As I mentioned in the plot synopsis, this film takes place only 9 years after the destruction of Hiroshima and Nagasaki. The first and thankfully last use of an atomic weapon in a time of war. The cities are still be rebuilt and the lingering effects of the radiation are probably only being truly realized. Maybe it is just me, but I think one could easily see where a film whose main antagonist is the result of atomic energy could turn very anti-American. Surprisingly it makes great efforts to do just the opposite. Even going so far as to have an official at a intelligence briefing suggest that they keep the findings under wraps so not to enflame tensions and disrupt international relations.
I think this film was, while maybe not being entirely intentional, cathartic for the Japanese people and in a strange way an acceptance of their defeat in the war. They made a bid for world domination and despite their powerful army and navy, failed. In the end it wasn't a military that ended the war, but scientist.
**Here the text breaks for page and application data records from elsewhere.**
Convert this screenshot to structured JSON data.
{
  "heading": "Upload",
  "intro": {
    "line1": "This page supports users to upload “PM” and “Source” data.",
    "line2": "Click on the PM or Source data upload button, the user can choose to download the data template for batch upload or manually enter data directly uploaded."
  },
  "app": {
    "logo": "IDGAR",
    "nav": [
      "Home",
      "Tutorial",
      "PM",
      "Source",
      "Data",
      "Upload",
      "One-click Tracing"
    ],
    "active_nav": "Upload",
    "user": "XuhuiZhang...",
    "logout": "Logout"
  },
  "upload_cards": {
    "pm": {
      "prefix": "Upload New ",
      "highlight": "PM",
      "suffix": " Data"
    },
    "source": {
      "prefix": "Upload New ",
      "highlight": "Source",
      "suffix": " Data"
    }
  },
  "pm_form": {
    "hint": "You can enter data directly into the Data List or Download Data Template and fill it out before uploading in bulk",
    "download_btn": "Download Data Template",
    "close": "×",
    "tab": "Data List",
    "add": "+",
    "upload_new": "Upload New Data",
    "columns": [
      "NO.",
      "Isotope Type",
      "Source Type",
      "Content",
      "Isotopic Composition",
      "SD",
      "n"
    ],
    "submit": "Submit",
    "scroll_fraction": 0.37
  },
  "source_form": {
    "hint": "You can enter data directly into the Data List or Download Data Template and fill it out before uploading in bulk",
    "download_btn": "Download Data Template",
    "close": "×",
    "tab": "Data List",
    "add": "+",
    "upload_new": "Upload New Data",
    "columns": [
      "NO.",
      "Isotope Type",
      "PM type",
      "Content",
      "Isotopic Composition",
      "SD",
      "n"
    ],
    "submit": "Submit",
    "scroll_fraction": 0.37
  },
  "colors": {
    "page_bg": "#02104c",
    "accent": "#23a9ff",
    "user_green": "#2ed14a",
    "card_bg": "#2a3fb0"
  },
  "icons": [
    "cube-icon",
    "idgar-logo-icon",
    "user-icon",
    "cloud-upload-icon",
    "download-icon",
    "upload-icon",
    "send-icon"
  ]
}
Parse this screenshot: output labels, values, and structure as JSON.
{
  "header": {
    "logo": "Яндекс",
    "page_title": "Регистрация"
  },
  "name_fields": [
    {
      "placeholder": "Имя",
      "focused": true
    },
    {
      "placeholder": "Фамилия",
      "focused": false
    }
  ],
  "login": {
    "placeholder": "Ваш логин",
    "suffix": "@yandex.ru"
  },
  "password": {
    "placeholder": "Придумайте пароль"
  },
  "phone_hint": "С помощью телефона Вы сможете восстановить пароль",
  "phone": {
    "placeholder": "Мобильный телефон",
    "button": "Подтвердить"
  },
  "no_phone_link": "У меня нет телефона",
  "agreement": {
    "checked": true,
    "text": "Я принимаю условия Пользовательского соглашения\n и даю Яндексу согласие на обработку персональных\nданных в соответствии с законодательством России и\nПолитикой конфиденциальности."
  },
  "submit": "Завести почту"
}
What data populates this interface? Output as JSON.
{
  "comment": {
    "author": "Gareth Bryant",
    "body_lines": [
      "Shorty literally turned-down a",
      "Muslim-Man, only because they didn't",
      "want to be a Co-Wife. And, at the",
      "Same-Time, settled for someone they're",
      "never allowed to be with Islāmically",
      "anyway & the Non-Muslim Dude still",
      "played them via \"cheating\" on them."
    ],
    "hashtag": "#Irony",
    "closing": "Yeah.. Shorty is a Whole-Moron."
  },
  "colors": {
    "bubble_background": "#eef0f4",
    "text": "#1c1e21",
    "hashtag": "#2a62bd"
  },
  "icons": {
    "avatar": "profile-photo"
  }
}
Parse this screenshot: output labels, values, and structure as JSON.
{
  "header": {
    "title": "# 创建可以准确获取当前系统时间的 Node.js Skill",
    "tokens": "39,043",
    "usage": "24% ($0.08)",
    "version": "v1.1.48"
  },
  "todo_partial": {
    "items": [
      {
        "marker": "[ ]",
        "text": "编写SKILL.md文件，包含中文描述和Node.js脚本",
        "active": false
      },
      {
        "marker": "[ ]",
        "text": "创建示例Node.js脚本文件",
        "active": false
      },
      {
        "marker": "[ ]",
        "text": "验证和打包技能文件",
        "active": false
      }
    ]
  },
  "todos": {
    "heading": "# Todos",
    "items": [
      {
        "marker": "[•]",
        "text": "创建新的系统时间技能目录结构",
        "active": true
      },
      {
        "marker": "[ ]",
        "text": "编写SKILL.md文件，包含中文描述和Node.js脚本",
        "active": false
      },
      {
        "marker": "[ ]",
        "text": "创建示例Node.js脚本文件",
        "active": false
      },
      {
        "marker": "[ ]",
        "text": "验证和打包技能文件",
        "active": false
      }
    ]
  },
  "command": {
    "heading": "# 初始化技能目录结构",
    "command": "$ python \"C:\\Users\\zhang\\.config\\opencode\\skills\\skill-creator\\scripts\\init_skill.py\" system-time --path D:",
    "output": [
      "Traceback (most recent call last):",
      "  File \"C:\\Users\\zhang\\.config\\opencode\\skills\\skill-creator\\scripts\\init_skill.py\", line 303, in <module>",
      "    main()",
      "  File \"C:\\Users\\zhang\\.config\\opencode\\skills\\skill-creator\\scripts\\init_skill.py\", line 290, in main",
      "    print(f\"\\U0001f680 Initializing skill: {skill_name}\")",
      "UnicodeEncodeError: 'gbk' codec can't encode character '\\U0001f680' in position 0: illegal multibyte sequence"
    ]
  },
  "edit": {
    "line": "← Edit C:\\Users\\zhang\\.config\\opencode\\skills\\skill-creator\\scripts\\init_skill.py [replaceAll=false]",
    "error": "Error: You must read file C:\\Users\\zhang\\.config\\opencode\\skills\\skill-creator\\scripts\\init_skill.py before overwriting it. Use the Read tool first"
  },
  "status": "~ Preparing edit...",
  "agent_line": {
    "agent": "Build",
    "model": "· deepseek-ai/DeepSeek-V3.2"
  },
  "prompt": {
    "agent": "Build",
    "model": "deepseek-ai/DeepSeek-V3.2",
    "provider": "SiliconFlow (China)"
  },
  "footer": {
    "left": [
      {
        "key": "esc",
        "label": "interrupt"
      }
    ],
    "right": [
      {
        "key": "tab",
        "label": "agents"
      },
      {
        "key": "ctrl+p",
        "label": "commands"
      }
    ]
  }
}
So it is mirrored in "Godzilla". Tanks, planes, bombs all fail to stop the monster, but science saves that day. It is this realization that domination of the world wont be done by might of hand, but by might of mind. This is a war many would argue that the Japanese nation has fought very well and may have won several times. (Many battles if not the war perhaps)
I've read that Ishiro Honda said in the years before his death that he had hoped that "Godzilla" would be a rallying point to stop atomic testing. It is interesting to think that a film that a man may have hoped would bring an end to an era gave birth to one of the longest lived and recognized film "stars".